## PROBLEM TO SOLVE
Which lines of the records contain "noon"? Collect every one of them.

## EXCERPTED DATA
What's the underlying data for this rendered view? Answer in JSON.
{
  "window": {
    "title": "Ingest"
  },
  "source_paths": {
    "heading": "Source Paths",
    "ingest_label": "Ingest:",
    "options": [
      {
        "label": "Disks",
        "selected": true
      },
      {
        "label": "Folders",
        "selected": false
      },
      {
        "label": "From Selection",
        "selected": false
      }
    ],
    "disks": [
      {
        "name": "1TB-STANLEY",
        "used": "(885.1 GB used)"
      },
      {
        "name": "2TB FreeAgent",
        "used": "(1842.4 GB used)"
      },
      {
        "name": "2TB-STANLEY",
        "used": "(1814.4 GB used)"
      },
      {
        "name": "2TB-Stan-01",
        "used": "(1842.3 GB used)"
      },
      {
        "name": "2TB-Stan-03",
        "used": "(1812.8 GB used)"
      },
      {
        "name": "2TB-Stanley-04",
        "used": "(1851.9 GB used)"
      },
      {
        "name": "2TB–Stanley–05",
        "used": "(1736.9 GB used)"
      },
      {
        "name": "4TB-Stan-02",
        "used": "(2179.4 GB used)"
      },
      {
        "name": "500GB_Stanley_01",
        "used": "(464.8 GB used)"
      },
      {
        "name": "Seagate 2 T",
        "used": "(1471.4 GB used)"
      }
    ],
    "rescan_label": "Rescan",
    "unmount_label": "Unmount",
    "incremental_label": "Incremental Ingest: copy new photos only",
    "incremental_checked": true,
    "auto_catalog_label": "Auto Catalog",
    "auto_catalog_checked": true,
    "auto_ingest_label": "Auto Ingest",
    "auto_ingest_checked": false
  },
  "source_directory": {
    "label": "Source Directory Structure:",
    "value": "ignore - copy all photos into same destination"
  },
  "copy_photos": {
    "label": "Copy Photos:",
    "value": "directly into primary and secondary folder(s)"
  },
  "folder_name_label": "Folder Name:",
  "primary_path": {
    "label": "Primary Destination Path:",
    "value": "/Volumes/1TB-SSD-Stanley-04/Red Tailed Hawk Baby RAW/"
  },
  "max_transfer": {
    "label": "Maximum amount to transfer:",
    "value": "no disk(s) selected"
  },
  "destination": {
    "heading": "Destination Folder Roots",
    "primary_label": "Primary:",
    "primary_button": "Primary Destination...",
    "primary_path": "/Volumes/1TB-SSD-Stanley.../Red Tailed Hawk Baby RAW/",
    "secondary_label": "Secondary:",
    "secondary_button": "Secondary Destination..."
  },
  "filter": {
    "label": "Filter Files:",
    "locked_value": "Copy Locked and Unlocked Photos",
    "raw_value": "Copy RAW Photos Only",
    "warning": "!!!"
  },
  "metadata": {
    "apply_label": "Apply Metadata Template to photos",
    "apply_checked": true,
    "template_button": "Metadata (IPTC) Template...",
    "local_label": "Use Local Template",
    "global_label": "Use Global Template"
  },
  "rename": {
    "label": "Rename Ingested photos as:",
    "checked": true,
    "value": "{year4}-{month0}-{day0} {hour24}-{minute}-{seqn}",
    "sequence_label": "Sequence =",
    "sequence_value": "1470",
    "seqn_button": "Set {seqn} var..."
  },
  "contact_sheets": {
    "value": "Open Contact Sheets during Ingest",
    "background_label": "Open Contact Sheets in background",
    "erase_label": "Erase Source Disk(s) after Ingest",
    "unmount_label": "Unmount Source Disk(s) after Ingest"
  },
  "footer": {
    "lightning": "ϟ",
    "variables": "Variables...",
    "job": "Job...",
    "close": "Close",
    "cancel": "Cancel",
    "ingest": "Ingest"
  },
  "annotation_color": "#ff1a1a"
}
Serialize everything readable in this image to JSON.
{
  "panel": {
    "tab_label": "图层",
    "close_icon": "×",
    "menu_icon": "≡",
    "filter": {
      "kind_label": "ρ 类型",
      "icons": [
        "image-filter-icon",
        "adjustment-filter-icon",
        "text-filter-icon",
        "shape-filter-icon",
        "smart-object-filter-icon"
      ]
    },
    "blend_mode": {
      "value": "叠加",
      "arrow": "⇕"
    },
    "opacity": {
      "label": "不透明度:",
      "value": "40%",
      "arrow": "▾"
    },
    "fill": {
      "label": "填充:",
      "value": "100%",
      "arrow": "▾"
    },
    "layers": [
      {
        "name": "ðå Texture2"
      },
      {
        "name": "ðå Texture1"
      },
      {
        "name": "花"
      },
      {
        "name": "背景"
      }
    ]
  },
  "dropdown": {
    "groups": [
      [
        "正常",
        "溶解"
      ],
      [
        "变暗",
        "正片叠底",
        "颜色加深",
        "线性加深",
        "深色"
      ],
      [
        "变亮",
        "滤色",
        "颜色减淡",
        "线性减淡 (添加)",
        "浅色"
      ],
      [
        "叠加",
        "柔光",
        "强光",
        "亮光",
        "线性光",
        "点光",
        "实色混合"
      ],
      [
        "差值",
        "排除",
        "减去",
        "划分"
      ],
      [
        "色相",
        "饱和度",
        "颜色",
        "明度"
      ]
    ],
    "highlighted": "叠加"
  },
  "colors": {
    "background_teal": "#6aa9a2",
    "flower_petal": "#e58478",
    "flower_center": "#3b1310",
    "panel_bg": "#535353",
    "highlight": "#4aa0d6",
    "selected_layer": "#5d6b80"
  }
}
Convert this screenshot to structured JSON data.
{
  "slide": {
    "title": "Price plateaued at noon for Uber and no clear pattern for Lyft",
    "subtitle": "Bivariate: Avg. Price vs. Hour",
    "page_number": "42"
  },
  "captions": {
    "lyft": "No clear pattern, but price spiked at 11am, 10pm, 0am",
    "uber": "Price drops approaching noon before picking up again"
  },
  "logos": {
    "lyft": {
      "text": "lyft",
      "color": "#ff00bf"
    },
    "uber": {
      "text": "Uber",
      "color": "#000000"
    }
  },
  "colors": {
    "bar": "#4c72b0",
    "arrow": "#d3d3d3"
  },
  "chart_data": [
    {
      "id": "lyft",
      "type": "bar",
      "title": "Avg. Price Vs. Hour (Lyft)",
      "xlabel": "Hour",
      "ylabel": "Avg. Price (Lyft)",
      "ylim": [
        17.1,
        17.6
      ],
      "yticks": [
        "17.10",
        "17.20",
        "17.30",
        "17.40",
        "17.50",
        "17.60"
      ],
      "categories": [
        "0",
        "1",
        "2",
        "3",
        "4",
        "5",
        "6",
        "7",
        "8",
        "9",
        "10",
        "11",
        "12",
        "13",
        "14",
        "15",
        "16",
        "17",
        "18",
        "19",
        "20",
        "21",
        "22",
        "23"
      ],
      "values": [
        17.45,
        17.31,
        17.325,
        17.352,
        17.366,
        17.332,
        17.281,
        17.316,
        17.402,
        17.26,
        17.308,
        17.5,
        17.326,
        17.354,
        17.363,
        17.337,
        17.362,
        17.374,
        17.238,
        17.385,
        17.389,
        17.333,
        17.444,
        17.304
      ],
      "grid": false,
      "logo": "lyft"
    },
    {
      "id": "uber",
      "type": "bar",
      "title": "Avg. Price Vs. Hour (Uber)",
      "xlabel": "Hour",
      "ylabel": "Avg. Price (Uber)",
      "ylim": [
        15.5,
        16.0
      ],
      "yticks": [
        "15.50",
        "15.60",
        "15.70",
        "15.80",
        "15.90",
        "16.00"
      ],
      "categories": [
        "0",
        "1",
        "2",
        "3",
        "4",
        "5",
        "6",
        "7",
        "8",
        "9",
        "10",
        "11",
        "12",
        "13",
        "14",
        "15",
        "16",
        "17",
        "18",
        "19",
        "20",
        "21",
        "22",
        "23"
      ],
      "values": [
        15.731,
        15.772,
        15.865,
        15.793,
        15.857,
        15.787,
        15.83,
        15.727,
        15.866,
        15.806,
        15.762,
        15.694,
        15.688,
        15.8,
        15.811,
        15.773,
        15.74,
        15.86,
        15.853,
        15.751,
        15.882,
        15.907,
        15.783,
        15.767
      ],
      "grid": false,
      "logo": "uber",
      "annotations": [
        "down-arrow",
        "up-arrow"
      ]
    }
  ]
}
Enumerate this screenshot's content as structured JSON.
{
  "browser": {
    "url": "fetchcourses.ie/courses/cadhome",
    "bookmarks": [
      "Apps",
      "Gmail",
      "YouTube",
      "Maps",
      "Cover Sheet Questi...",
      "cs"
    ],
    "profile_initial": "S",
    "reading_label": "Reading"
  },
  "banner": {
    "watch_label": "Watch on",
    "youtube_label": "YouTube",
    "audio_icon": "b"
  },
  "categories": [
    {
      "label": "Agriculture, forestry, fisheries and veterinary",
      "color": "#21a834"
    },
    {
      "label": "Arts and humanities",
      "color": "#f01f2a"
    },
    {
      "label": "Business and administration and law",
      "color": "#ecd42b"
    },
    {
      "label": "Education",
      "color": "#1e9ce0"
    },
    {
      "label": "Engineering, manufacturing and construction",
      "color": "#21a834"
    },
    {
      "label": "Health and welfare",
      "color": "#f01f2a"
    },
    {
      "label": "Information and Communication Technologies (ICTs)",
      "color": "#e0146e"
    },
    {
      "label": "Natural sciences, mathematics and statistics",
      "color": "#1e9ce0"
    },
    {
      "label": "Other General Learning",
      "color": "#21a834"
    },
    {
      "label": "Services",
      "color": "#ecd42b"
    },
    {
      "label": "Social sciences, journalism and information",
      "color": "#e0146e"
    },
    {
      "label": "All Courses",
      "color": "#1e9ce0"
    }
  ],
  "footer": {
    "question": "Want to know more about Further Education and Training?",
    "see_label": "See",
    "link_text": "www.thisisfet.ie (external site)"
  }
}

## REPLY TO THE TASK
    "title": "Price plateaued at noon for Uber and no clear pattern for Lyft",
    "uber": "Price drops approaching noon before picking up again"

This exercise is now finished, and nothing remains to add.